The match-altering moment occurred at 1-2 in the third set on the Tsitsipas serve when he squandered a comfortable 40-15 lead and could not get out of the game for 11 minutes. When he finally did, he had lost his serve as Djokovic broke at the fifth time of asking.
That is all the hope the Serb needed. Now he started playing with a mixture of power, precision and finesse the likes of which were on show in the semi-final. Tsitsipas was now hitting almost three times the number of unforced errors as his opponent. Djokovic saw the set out 6-3 as Tsitsipas failed to return a powerful forehand.
Tsistipas took a medical timeout to sort a hip issue and finally changed his stained clothes. The signs did not look encouraging for him, however, as he was immediately broken in the fourth set.
Djokovic was now exposing Tsitsipas' rapidly decreasing energy levels, just as he had done against Musetti. He achieved a double break in another epic game to go 3-0 ahead and before long, it was 6-2 as Djokovic drove a backhand winner down the line on the angle. The first deciding men's set at Roland-Garros since 2004 was upon us.
The stakes were perfectly set.
For Djokovic, victory would mean becoming the first man since Rod Laver in the late 1960s to win all four Grand Slams at least twice, while it would also be the first time in 72 years that any player has won a major after coming back from two sets down twice in the same Slam. For Tsitsipas, the fifth seed in Paris, a win in his maiden Slam decider would mean a first-ever for Greece which would be extra special this year as his compatriot Maria Sakkari had spurned a match point in her semi-final against Krejcikova.
— Roland-Garros (@rolandgarros) June 13, 2021
Djokovic had a break point in the opening game of the last set but Tsitsipas quite miraculously held.
The early evening sun was proving bothersome for both as distracting shadows were splitting the court. Vision was impaired which was a problem that Djokovic appeared to have throughout much of the match.
Tsitsipas was clearly waning though having exerted so much effort to take a two-set lead. His deteriorating condition was reminiscent of early-era Djokovic when he would often suffer from such pronounced fatigue that he could not see matches out.
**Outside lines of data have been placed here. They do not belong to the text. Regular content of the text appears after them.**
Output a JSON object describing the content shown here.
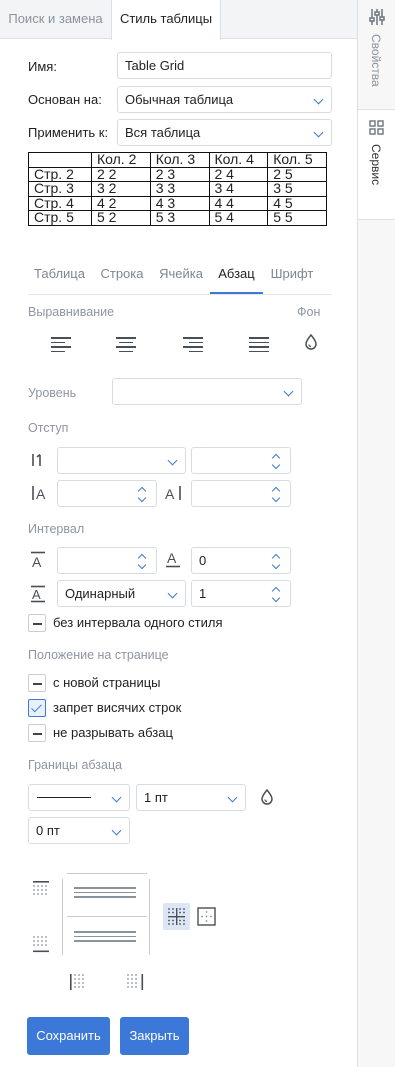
{
  "tabs": {
    "find_replace": "Поиск и замена",
    "table_style": "Стиль таблицы"
  },
  "side_panel": {
    "properties": "Свойства",
    "service": "Сервис"
  },
  "form": {
    "name_label": "Имя:",
    "name_value": "Table Grid",
    "based_on_label": "Основан на:",
    "based_on_value": "Обычная таблица",
    "apply_to_label": "Применить к:",
    "apply_to_value": "Вся таблица"
  },
  "preview_table": {
    "header": [
      "",
      "Кол. 2",
      "Кол. 3",
      "Кол. 4",
      "Кол. 5"
    ],
    "rows": [
      [
        "Стр. 2",
        "2 2",
        "2 3",
        "2 4",
        "2 5"
      ],
      [
        "Стр. 3",
        "3 2",
        "3 3",
        "3 4",
        "3 5"
      ],
      [
        "Стр. 4",
        "4 2",
        "4 3",
        "4 4",
        "4 5"
      ],
      [
        "Стр. 5",
        "5 2",
        "5 3",
        "5 4",
        "5 5"
      ]
    ]
  },
  "subtabs": {
    "table": "Таблица",
    "row": "Строка",
    "cell": "Ячейка",
    "paragraph": "Абзац",
    "font": "Шрифт",
    "active": "paragraph"
  },
  "paragraph": {
    "alignment_label": "Выравнивание",
    "background_label": "Фон",
    "level_label": "Уровень",
    "level_value": "",
    "indent_label": "Отступ",
    "spacing_label": "Интервал",
    "spacing_after_value": "0",
    "line_spacing_type": "Одинарный",
    "line_spacing_value": "1",
    "no_spacing_same_style": "без интервала одного стиля",
    "page_position_label": "Положение на странице",
    "page_break_before": "с новой страницы",
    "widow_control": "запрет висячих строк",
    "keep_lines_together": "не разрывать абзац",
    "checkbox_states": {
      "no_spacing_same_style": false,
      "page_break_before": false,
      "widow_control": true,
      "keep_lines_together": false
    },
    "borders_label": "Границы абзаца",
    "border_width": "1 пт",
    "border_spacing": "0 пт"
  },
  "buttons": {
    "save": "Сохранить",
    "close": "Закрыть"
  },
  "colors": {
    "accent": "#3b78d8",
    "sidebar_bg": "#f7f7f7",
    "border": "#d7dce3"
  }
}
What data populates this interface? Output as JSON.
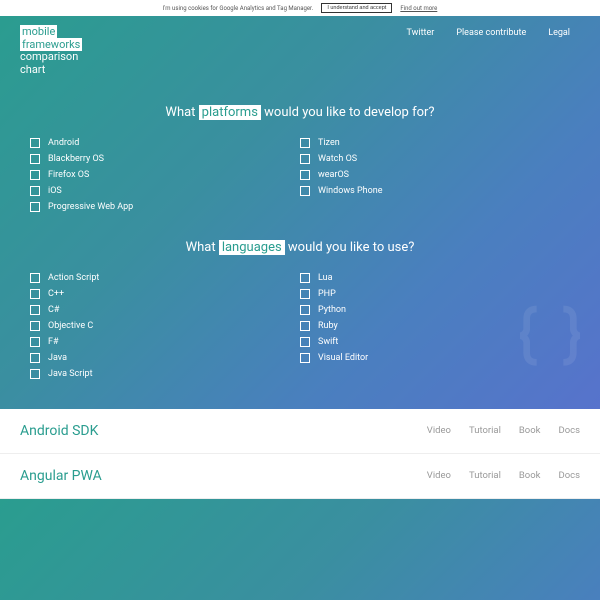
{
  "cookie": {
    "text": "I'm using cookies for Google Analytics and Tag Manager.",
    "accept": "I understand and accept",
    "more": "Find out more"
  },
  "logo": {
    "l1_a": "mobile",
    "l2_a": "frameworks",
    "l3": "comparison",
    "l4": "chart"
  },
  "nav": {
    "twitter": "Twitter",
    "contribute": "Please contribute",
    "legal": "Legal"
  },
  "q_platforms": {
    "pre": "What ",
    "hl": "platforms",
    "post": " would you like to develop for?"
  },
  "platforms_left": [
    {
      "label": "Android"
    },
    {
      "label": "Blackberry OS"
    },
    {
      "label": "Firefox OS"
    },
    {
      "label": "iOS"
    },
    {
      "label": "Progressive Web App"
    }
  ],
  "platforms_right": [
    {
      "label": "Tizen"
    },
    {
      "label": "Watch OS"
    },
    {
      "label": "wearOS"
    },
    {
      "label": "Windows Phone"
    }
  ],
  "q_languages": {
    "pre": "What ",
    "hl": "languages",
    "post": " would you like to use?"
  },
  "languages_left": [
    {
      "label": "Action Script"
    },
    {
      "label": "C++"
    },
    {
      "label": "C#"
    },
    {
      "label": "Objective C"
    },
    {
      "label": "F#"
    },
    {
      "label": "Java"
    },
    {
      "label": "Java Script"
    }
  ],
  "languages_right": [
    {
      "label": "Lua"
    },
    {
      "label": "PHP"
    },
    {
      "label": "Python"
    },
    {
      "label": "Ruby"
    },
    {
      "label": "Swift"
    },
    {
      "label": "Visual Editor"
    }
  ],
  "result_links": {
    "video": "Video",
    "tutorial": "Tutorial",
    "book": "Book",
    "docs": "Docs"
  },
  "results": [
    {
      "name": "Android SDK"
    },
    {
      "name": "Angular PWA"
    }
  ]
}
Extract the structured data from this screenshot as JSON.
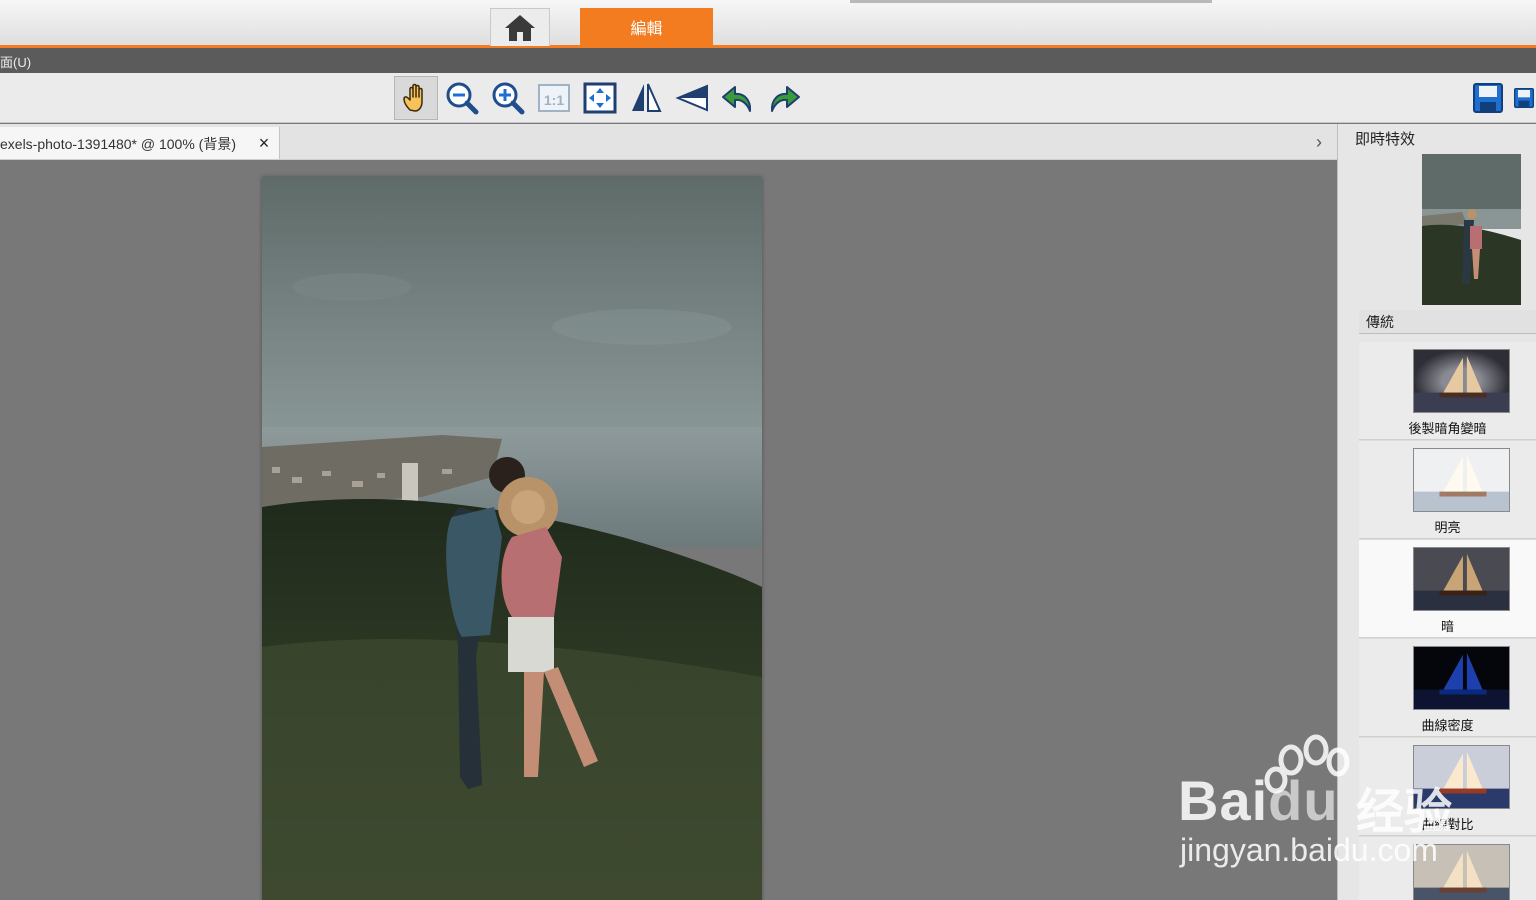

There was no chance of Tsitsipas bailing but while the younger man was running on empty, Djokovic was strengthening knowing that he was on the cusp and had a wealth of experience as his main weapon.
The defining moment arrived when Djokovic broke to go 3-1 up, his game now back to its ruthlessly solid best without needing to rely on the spectacular. Tsitsipas was twice two points from defeat at 3-5 but he impressively held. Djokovic had championship point at 5-4 on his serve only for Tsitsipas to strike a trademark one-handed backhanded winner down the line, wowing the raucous crowd in attendance not nearly full because of COVID-19 restrictions but sufficiently present to define the dynamic.
It was to be Tsitsipas' parting gift to a tournament he has peppered with brilliance this last fortnight and on a surface in which he is so suited long-term. But Sunday was not to be his day.
Djokovic quickly regained championship point and there was no mistake this time as he put away an easy volley at the net, reacting with surprising calm as his record-breaking achievement was confirmed.
— Roland-Garros (@rolandgarros) June 13, 2021
Five minutes before appearing on Chatrier, Tsitsipas learned that his beloved grandmother had passed away, according to his own post-match Instagram post. He is known to receive big losses badly anyway, and no doubt losing your first Grand Slam final after racing to a two-set lead is going to take a lot of healing. He will be back, though. Of that, there is no doubt.
As for Djokovic? Well, greatness was already secured but the GOAT throne now awaits for a player who polarises the sporting world like few others but treats it to moments of unimaginable magic when on form. He could be the all-time best by summer's end. Whether you like him or not.
After the match, Djokovic said this weekend was the best 48 hours he has ever had as a tennis player. There is no denying it.